By the end of the week end, we again had the place to ourselves. This picture was taken as the sinking sun illuminated our now empty campground.
We take advantage of these cold, windy days to catch up on laundry, and we made a batch of cookies! We had to burn off those cookie calories, so the next day we continued our long bike rides and hikes around the 34 miles of trails in the park.
The little white dots under that big live oak tree are two ibis. We've seen hundreds of these birds in the park.
Actually, some of the park trails are closed because they are too muddy. We got on a few trails that should be closed, as riding a bike through the mud is one of the hardest and messiest things we have tried so far.
We found out this park was closed last spring because it was totally covered with water. You can still see the water mark on the trees and bushes throughout the park. It looks like our campground was under about three feet of water at the time the park was closed.
The water birds and alligators didn't seem to mind the flooding, and we can attest that they are doing well. We saw lots of these curious birds with bright red foreheads. A google search taught us that they are common gallinule.
We were easily entertained by this gray heron, intently watching the water for his next meal.
There is also a huge flock of vultures in the park. They must keep the dead animal carcasses cleaned up in a hurry with this size of clean-up crew. We counted over 150 vultures in the air at one time.
The park has a great nature center and very friendly staff. We also enjoyed this "clock" outside the nature center. Called an analemmatic sundial, it uses the sun's movement pattern to measure time. Denisa is the gnomon, a fancy name for any object used to cast a shadow on the dial. But since she is a moving gnomon, she can move to different areas of the dial to reflect the sun's position in the sky during different months of the year. By standing on the square marked as "January," her upraised arms point at the correct time of day. It was actually 2:50 when we took this picture--very accurate!
We are learning some of the curious hunting styles that God has given to some curious birds. This is an anhinga--also known as a snake-bird. Instead of floating on top of the water like a duck, this bird will be totally submerged under water except for that long flexible neck. He looks like a snake going through the water. Those wings don't shed water, so he must come to the beach to spread his wings to dry.
This is a close up of an anhinga that let us get unusually close. When we saw the way he was holding his wing we kept our distance because we thought he was either injured or perhaps a juvenile.
God gave this little snowy egret a great hunting tool. On the end of those long black legs are bright yellow toes. He wiggles his yellow toes to stir up aquatic life that might think they are chasing a worm for lunch--only to find that they have become lunch for the egret instead.

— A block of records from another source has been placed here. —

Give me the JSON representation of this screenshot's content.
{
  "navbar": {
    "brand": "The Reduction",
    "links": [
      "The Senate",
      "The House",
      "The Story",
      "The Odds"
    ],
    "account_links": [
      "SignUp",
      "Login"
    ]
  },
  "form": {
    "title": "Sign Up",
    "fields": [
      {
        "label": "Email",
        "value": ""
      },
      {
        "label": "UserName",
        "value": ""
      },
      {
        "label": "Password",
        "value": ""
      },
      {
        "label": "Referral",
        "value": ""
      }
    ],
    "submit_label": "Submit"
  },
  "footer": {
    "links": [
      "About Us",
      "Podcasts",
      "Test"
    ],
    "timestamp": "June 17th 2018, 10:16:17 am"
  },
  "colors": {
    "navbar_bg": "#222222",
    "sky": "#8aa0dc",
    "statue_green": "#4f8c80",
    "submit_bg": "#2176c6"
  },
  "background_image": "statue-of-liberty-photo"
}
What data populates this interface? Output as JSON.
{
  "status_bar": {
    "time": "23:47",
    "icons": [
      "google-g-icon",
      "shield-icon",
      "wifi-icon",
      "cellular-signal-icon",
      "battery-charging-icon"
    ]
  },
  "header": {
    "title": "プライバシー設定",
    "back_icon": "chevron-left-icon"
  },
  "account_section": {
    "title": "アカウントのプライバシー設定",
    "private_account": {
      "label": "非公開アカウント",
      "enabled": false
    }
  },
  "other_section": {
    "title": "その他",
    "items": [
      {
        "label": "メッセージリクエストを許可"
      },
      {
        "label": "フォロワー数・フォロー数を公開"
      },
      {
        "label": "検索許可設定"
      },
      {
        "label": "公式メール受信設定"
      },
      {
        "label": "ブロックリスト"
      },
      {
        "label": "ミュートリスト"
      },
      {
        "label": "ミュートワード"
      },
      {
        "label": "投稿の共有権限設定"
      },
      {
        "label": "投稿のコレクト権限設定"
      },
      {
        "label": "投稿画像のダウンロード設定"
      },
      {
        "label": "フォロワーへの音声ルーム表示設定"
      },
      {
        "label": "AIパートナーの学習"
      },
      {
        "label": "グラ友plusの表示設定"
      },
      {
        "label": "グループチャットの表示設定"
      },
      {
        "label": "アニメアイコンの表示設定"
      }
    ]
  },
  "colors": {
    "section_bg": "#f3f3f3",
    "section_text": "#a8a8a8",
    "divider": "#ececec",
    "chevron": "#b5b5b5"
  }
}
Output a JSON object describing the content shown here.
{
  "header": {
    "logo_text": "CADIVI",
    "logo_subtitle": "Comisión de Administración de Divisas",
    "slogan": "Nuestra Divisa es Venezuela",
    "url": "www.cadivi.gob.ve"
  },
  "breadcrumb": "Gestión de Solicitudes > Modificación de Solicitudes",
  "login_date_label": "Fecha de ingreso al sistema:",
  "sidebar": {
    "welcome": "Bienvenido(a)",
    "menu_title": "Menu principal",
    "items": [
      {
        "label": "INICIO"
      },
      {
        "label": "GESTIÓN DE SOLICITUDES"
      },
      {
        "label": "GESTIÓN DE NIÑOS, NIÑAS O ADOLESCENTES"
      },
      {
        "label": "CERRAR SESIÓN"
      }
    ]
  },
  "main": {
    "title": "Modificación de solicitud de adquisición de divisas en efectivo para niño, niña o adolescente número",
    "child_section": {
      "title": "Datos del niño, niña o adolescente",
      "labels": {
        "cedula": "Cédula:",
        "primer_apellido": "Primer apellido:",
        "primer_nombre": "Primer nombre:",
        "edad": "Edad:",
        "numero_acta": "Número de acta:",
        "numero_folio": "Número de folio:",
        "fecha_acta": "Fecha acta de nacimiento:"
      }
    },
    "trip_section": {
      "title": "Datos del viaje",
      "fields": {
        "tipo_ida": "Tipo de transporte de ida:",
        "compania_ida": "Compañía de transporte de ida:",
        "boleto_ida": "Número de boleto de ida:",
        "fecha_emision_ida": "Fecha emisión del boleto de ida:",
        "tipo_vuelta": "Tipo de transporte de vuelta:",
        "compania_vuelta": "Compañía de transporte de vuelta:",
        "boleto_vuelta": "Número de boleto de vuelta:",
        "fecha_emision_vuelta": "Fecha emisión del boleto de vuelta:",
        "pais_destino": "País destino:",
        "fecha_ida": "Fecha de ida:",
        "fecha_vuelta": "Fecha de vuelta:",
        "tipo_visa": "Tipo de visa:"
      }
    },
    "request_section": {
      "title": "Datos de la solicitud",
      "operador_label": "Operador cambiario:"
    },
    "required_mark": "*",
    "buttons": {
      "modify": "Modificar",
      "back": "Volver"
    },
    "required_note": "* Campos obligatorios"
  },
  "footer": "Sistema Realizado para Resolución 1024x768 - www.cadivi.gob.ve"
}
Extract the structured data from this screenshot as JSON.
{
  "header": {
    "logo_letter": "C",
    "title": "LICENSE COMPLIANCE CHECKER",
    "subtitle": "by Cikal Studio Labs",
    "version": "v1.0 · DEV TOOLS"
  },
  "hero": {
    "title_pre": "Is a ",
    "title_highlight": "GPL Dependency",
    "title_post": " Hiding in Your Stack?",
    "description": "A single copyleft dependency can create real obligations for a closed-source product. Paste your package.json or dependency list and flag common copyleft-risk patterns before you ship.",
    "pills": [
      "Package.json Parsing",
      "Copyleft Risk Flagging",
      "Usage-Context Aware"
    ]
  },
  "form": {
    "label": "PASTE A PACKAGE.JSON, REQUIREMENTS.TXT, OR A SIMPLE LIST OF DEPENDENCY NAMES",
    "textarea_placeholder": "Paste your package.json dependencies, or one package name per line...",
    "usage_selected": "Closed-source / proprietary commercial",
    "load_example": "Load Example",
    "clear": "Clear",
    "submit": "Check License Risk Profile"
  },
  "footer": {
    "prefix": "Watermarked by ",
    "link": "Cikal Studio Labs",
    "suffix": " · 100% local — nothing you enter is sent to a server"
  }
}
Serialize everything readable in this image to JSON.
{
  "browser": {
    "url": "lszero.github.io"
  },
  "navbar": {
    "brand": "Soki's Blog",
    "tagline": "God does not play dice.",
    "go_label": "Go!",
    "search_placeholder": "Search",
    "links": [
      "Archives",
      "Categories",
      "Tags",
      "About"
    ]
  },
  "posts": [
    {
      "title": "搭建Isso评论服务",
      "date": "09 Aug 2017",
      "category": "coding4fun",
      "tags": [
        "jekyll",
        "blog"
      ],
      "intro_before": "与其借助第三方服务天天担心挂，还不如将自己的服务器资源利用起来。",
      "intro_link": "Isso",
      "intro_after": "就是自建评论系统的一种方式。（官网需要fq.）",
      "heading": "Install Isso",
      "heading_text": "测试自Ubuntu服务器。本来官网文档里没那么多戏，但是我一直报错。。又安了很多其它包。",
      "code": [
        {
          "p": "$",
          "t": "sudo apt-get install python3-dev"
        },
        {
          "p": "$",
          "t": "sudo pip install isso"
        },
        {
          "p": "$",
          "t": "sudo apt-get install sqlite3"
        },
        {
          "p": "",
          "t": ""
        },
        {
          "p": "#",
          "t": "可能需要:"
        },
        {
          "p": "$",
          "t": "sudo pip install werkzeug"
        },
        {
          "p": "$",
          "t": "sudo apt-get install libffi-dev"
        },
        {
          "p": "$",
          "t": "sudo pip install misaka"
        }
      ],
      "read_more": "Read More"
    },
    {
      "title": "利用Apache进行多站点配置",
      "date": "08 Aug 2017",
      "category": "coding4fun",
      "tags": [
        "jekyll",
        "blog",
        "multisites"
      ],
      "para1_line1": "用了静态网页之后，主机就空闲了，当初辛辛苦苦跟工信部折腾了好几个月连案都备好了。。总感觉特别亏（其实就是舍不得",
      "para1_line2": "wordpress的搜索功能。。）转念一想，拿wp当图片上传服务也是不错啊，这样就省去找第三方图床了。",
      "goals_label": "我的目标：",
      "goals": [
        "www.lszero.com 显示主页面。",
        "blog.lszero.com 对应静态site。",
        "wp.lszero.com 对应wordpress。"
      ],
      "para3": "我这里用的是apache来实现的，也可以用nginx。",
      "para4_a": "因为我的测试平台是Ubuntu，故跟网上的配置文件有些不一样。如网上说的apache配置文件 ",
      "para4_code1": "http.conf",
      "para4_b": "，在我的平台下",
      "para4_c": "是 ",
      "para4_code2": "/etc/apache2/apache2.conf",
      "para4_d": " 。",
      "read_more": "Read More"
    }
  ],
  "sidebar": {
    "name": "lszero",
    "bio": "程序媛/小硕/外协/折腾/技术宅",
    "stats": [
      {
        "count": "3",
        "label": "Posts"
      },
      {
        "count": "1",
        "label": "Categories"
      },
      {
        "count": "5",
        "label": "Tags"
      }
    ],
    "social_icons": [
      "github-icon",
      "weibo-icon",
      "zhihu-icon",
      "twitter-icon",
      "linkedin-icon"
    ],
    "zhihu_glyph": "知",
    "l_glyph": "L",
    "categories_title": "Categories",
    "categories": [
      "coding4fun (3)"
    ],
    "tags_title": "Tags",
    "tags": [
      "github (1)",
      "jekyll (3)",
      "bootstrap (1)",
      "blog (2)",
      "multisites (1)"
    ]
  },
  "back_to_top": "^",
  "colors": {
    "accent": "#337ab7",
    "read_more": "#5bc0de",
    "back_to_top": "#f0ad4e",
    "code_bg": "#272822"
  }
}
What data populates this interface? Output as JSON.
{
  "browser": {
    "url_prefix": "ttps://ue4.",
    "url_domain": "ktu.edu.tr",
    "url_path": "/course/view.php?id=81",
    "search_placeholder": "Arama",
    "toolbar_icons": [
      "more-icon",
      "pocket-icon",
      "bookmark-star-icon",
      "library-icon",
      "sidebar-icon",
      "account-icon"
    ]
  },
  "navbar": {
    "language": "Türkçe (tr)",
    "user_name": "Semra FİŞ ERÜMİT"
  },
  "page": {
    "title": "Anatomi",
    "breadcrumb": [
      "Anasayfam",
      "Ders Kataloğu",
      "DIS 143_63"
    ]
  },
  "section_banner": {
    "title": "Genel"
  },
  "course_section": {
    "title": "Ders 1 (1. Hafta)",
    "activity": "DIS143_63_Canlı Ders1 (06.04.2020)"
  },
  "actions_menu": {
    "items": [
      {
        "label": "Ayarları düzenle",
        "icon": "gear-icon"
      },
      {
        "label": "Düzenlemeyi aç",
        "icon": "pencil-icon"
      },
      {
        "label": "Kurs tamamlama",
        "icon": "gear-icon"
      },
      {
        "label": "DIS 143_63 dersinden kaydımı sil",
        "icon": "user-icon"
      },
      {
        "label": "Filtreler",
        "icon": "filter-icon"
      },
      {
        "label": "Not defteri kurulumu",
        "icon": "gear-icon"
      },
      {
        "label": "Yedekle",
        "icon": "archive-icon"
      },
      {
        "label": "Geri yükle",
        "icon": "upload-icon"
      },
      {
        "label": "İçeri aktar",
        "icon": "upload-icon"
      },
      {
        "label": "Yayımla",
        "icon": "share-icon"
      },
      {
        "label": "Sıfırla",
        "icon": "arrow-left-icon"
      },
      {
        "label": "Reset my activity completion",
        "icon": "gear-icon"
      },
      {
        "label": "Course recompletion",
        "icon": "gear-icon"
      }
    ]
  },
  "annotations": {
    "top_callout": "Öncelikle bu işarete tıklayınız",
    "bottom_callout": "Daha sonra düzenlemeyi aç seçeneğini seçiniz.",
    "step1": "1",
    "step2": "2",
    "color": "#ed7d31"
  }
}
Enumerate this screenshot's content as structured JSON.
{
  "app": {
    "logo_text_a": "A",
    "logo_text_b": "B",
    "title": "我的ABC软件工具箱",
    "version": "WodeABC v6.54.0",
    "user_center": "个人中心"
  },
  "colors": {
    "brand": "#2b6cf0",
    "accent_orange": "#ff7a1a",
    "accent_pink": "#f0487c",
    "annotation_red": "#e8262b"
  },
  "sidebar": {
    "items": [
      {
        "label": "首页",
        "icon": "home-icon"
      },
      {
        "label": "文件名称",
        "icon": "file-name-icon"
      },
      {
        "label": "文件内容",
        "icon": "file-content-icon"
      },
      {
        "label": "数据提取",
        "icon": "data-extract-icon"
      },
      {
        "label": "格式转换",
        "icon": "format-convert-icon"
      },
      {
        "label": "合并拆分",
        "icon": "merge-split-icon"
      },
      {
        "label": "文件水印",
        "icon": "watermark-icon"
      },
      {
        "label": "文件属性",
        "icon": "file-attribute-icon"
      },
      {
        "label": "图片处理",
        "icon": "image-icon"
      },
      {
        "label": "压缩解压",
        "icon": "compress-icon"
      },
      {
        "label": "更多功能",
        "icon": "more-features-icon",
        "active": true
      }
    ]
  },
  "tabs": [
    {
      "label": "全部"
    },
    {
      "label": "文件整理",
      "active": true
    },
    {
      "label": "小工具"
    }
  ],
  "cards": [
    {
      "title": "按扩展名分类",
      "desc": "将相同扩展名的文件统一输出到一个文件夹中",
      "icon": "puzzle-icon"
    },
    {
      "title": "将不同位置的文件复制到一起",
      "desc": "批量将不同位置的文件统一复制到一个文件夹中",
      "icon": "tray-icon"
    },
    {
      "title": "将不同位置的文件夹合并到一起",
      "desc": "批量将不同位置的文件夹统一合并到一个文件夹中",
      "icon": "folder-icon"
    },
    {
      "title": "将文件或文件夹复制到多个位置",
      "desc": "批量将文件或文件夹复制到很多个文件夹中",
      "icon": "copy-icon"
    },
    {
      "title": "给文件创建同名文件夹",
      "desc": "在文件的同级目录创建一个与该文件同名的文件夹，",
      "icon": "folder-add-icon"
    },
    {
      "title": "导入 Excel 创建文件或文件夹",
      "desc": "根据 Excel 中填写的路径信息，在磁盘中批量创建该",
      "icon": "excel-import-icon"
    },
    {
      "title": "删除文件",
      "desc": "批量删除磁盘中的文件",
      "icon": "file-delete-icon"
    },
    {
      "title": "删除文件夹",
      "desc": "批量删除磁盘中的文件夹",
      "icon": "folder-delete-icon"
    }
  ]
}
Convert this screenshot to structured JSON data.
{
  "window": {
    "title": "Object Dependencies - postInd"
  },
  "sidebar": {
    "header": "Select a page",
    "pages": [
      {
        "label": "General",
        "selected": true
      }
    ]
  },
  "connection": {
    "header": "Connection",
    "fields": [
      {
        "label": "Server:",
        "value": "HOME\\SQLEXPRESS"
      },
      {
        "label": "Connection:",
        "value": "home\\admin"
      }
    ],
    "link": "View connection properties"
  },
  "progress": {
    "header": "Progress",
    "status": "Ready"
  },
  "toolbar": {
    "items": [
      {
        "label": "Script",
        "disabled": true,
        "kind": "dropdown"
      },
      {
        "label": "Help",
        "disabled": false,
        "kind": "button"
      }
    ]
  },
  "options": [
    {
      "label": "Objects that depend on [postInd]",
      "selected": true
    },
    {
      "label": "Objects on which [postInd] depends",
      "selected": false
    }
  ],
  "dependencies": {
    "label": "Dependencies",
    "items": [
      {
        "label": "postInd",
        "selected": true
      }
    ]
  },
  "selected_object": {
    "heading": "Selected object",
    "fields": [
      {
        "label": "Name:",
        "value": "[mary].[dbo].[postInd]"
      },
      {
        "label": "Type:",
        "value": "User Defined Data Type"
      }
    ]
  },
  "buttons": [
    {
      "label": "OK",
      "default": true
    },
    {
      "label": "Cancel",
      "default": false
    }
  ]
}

The turtles also seem to be doing well at Brazos Bend. We are looking at them with a different degree of respect after watching one inside the jaws of an alligator.
Since we were blessed to get to stay through the weekend, we were looking for a place to attend church on Sunday morning. Right outside the park is Brazos Bend Baptist Church, and we enjoyed the service here with the friendly congregation. If you look closely on the sign, you can see that there was a chili-cook off, and we were invited to stay and help judge the best chili. This is the second time we have been a soup judge in the past week. We're wondering if this could lead to a second career for us as professional food judges. What a delicious career!
Staying through Sunday also meant watching the professional football playoff games on Sunday afternoon. On this beautiful afternoon, Mark finally had the opportunity to watch the games outside. We have been on the road for over a year, and this is the first time we have used that outdoor television. It was also a good time to sort out the citrus fruit that we brought with us from the Rio Grande Valley. You can see the piles of oranges, tangerines and grape fruit on the ground beside the motor home. We have certainly been enjoying eating and sharing the citrus we picked off Denisa's Mother's trees in Mission.
With the beautiful weather, we started a campfire and had a hotdog supper. That would also include a smorse dessert while the football games wound down.
A herd of deer wandered into the site next door. This has to be one of Denisa's favorite park pictures. It includes campfire toasted marshmallows, wildlife, and a beautiful Spanish-moss-draped oak tree, all taken from our huge camping spot. We have been blessed with our stay at Brazos Bend State Park!